### Exercise brief
Nothing should be left out: output all of the entries exactly.

(Saved data entries)

§ §

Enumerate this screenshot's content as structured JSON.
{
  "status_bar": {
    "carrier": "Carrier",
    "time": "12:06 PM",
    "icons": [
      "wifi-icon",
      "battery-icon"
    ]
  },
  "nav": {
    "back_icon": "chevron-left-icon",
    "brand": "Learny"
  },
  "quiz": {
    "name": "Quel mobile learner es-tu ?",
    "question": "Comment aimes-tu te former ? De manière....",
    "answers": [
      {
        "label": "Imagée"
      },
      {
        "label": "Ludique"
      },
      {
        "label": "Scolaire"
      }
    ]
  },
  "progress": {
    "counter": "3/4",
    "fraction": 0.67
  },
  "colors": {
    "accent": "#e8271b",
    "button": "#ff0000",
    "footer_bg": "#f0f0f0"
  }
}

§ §

### Output
Enumerate this screenshot's content as structured JSON.
{
  "status_bar": {
    "carrier": "Carrier",
    "time": "12:06 PM",
    "icons": [
      "wifi-icon",
      "battery-icon"
    ]
  },
  "nav": {
    "back_icon": "chevron-left-icon",
    "brand": "Learny"
  },
  "quiz": {
    "name": "Quel mobile learner es-tu ?",
    "question": "Comment aimes-tu te former ? De manière....",
    "answers": [
      {
        "label": "Imagée"
      },
      {
        "label": "Ludique"
      },
      {
        "label": "Scolaire"
      }
    ]
  },
  "progress": {
    "counter": "3/4",
    "fraction": 0.67
  },
  "colors": {
    "accent": "#e8271b",
    "button": "#ff0000",
    "footer_bg": "#f0f0f0"
  }
}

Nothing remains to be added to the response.